  • Scarcity and Exclusivity - NFTs offers scarcity and exclusivity, enhancing the value and desirability of the work. Artists, musicians and content creators can monetize unique creations in innovative ways.
  • Royalties and Secondary Sales - Minting NFTs allows creators to program royalties into smart contracts, earning a percentage of proceeds from secondary sales. In this way, artists can benefit from the increasing value of their work over time.
  • Interoperability and Interchangeability - NFTs are built on blockchain technology, enabling them to be bought, sold and traded on different platforms. This offers flexibility and a broader audience for creators and collectors.
  • Authenticity and Proof of Creation - Minting NFTs utilizes blockchain's transparency to provide a verifiable record of creation. This protects artists and creators from plagiarism and unauthorized reproduction.


  • Environmental Impact - The energy consumption of blockchain technology, especially proof-of-work (PoW) consensus mechanisms, raises concerns about the environmental impact of minting NFTs. The process contributes to carbon emissions and the carbon footprint of the digital art market.
  • Market Volatility - NFT values can be highly volatile. Speculation can lead to inflated prices and sudden drops, resulting in financial losses for collectors and investors. Thorough research is crucial before participating in the NFT market.
  • Copyright and Intellectual Property Concerns - Minting NFTs raises questions about copyright and intellectual property rights. The digital nature of NFTs increases the risk of unauthorized copies, potentially infringing on creators' rights. The legal framework is still evolving and requires careful consideration.
  • Accessibility and Exclusivity - Minting NFTs may create barriers for artists and collectors from marginalized communities due to high transaction fees and technical requirements on certain platforms. Inclusivity and accessibility need to be addressed by the industry.
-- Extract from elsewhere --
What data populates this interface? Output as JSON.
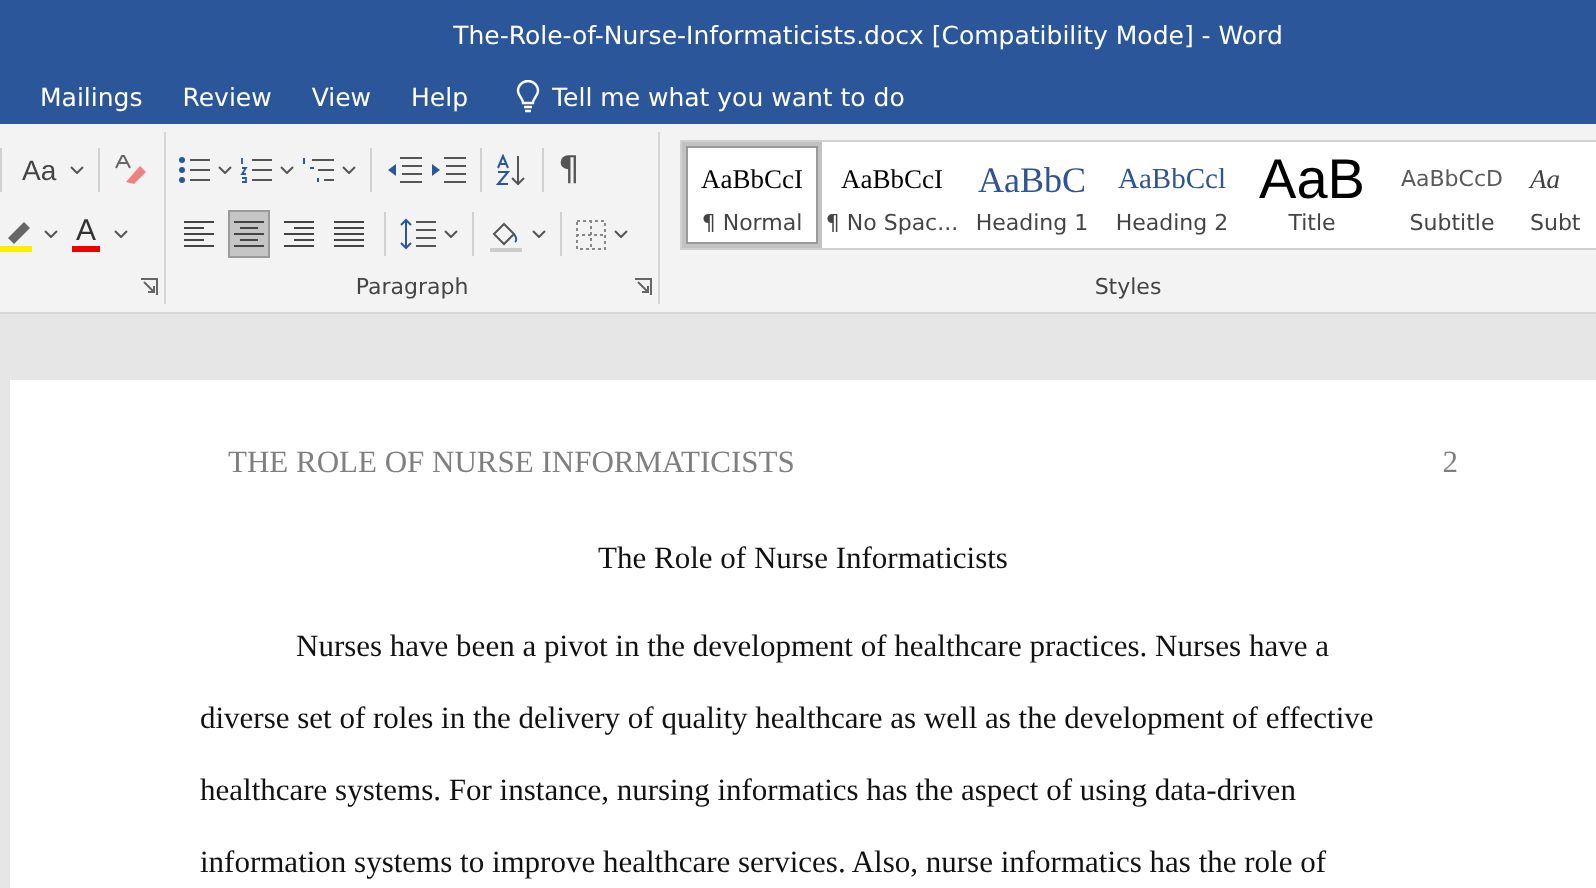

  • Market Saturation and Quality Control - The rapid proliferation of NFTs raises concerns about market saturation and the dilution of quality. Flooding the market with low-quality or derivative content undermines the value and reputation of the entire ecosystem. Therefore, maintaining quality control and promoting curation are ongoing challenges.